All your customers are partners in your mission
Not sure about customers being partners in the mission but without a customer base, you don’t have a business but a hobby. This holds true for any kind of product or service. Similar being the case for a blog, which is just another page on a server without a reader base.
Why 1000 customers?
Despite being a key aspect of building something, product/tech-oriented founders discount the distribution aspect of building. The emphasis on the product and what it can do, become such a big-time sink that very little focus goes on acquiring the first set of customers. The problem can be further simplified by acquiring the first 1000 customers.
Not thinking about the problem, often results in situations where we end up building something which is not needed by the market or building a product for a small market. Without getting to the first 1000 customers and understanding their usage behaviour, it’s difficult to tell if we have product-market fit.
Once you get 1000 people to try out your product and if a sizeable chunk of them continue to use the product beyond a month. You know that you have some kind of product-market fit.
This retention percentage will vary by the industry and the kind of business. For B2B SAAS, the monthly churn is supposed to be low, around ~2%, so that yearly churn is somewhere around 25%. The same number for the consumer market is a lot more lenient. The number is around 65% monthly retention for something like FB. This is an awesome video by YC here.
The first step to acquiring customers is to figure out the exact specifics of who, they are. You are trying to answer some of these questions?
- What are the demographics?
- Where do they live?
- What places do they hangout?
- What is the typical lingo?
A good idea about your user base helps in the next step of reaching out to them. This clarity in terms of the user base is needed to be able to work upon the next step of reaching out to the customer base.
Depending on the feedback and until, product-market fit is achieved, this user base can be iterated upon.
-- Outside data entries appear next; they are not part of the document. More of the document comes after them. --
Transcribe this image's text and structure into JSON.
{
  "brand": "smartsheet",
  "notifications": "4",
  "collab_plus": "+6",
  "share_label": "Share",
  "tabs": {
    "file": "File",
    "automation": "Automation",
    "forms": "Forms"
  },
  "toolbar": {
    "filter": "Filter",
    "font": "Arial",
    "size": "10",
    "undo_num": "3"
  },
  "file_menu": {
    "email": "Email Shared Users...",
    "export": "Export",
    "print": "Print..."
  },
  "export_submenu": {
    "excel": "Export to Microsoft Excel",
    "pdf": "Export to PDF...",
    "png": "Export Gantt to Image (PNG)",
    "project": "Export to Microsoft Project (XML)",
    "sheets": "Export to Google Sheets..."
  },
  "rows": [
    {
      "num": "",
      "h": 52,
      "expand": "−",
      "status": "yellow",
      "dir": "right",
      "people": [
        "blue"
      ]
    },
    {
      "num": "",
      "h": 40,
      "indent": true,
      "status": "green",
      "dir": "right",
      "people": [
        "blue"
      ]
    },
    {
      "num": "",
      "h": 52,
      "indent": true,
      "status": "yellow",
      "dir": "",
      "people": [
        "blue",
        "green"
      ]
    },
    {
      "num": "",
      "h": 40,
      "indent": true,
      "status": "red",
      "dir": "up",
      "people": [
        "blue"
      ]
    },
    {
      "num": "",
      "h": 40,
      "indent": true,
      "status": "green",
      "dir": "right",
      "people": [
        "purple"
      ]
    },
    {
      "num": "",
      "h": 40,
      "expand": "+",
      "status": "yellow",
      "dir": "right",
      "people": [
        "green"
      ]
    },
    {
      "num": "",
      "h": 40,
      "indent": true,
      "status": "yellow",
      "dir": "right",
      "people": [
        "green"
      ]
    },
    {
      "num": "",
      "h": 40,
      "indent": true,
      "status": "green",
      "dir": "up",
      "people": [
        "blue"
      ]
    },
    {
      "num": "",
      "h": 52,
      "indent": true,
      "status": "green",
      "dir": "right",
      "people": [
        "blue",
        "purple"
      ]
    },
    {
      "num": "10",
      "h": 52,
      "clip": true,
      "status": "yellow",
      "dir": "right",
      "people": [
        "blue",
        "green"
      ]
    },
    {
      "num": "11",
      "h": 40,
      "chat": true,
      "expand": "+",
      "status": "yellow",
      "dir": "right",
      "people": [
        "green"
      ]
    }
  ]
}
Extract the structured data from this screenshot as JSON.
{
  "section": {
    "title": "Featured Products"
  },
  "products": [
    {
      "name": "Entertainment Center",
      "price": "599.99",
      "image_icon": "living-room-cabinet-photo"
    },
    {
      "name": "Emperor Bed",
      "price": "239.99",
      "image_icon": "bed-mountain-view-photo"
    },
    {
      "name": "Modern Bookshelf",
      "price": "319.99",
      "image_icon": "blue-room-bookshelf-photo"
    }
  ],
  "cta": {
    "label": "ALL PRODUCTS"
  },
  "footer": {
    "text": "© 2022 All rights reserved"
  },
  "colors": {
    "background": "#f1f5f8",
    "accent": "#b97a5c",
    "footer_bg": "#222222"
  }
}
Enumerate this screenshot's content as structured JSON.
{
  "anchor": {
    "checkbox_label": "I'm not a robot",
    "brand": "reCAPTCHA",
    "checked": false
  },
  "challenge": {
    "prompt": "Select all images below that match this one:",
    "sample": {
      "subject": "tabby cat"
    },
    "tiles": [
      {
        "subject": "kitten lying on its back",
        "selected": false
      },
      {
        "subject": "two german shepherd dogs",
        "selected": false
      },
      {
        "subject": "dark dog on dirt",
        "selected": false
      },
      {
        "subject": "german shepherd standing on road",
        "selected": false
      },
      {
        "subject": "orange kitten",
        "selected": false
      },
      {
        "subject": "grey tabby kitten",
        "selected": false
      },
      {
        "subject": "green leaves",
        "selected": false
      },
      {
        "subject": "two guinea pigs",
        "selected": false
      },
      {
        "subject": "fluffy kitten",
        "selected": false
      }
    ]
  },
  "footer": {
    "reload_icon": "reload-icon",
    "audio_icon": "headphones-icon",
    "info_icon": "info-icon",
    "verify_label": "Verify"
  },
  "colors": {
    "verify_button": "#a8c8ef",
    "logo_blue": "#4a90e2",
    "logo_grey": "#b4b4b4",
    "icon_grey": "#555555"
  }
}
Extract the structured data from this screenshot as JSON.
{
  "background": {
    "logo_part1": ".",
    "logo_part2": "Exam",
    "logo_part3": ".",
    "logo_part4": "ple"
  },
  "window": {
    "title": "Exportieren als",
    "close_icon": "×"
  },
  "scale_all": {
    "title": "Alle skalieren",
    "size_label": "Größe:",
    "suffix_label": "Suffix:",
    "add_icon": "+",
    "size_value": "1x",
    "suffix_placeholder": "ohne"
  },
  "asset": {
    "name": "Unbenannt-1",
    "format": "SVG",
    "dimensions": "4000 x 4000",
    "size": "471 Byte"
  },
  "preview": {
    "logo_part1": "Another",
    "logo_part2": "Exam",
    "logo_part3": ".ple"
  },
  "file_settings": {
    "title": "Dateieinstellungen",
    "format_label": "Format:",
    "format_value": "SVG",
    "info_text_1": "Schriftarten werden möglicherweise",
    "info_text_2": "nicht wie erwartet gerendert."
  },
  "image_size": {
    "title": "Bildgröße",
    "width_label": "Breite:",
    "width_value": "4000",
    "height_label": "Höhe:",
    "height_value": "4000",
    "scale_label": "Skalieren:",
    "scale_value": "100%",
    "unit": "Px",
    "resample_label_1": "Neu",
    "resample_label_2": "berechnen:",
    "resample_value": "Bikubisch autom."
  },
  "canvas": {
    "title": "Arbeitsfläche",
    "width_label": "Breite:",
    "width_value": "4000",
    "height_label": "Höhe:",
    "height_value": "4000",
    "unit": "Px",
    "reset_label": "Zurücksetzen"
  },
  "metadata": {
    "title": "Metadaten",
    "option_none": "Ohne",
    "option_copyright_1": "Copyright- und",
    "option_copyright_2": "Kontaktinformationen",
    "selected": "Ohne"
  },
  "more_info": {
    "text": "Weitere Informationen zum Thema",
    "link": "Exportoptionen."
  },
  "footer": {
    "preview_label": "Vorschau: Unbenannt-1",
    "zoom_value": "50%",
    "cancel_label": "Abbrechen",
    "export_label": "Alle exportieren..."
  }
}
As we better understand our user base and likely customer base, the easier it is to build the distribution.
Where do my customer's hangout?
The next step to identify all channels or areas where this user base hangouts. The next step is to present in those areas and just going about doing the raw hustle.
While it depends on where your customer's hang out but there are broadly two categories. Online and Offline. High-end products or services are only present in rich neighbourhoods. Online requires a similar approach and thought process.
Some very popular channels or areas with a community of like-minded people where they are active
- Reddit Community: Lots of homogenous groups of people with similar interest. Tightly controlled by mods and strict community conditions.
- FB Groups: Another popular hangout zone for like-minded people. From real estate search in cities to coupon hunters. Much easier to post and grow.
- Online Forums: Lots of online forums have a similar experience as above and good to reach people.
- Twitter: Another place to find early adopters and like-minded people. One of the best platforms for early distribution building.
- Youtube: This is another medium that has a collection of influencers and their cult-like
- Quora: Another Q/A platform and still very popular space to find out answers to some really interesting questions.
Now that we kinda have an idea about who the customer is and where they happen to hang out. Most of these good-quality communities have high moderation which is what makes the community great. Thereby, the approach to reach people has to be more nuanced and paced correctly.
The next step is to figure out a way to reach out to them. Though, we have listed a bunch of communities/forums. It’s not easy to promote or pitch our product/solution.
These are some of the ways to go about building this distribution. In the early days, it’s better to brute force things and doing organic reach. This helps in figuring out what works and also keep an eye on product-market fit.
- Youtube/Blogs: Evangelising part of the equation. This could be self-owned as well as borrowed through partnerships and deals with others. Very useful for deep tech products which need good explanation and context for people to get. Influencer marketing done right can be a huge moat.
- Google/FB Ads: The default way to reach people is to just go after and buy traffic using Ads. But to be done right, this needs a lot more homework. Very easy to burn money without knowing what you are doing. Start small and with a defined CPC to keep tight control and then slowly increase it.
- Email Marketing: Highly effective but a slow process. Emphasises the need to have the emails of your potential customers. Given Amazon SES and other tools, incredibly cheap as well. The big challenge with reputation management. Take time to build the base up. Great way to engage the first 1000 customers
There are other probable ways such as product hunt, PR etc but those are most useful either when targeting dev tools or post-product-market fit.
- Amazon SES + Wrapper: The way to scale emailing operations and cheap is to use. Works out to be $1 for 10,000 mails. This works beyond the first 1000 customers.
- Backend Analytics: Besides the obvious google analytics. Have a backend analytics tracker for users. This will help in prioritising, whom to call.
Lots of hustle required. Multiple channels but figure out which work for you and concentrate on the first 2–3 to get the early base of users. No need to get the marketing system’s productisation done yet.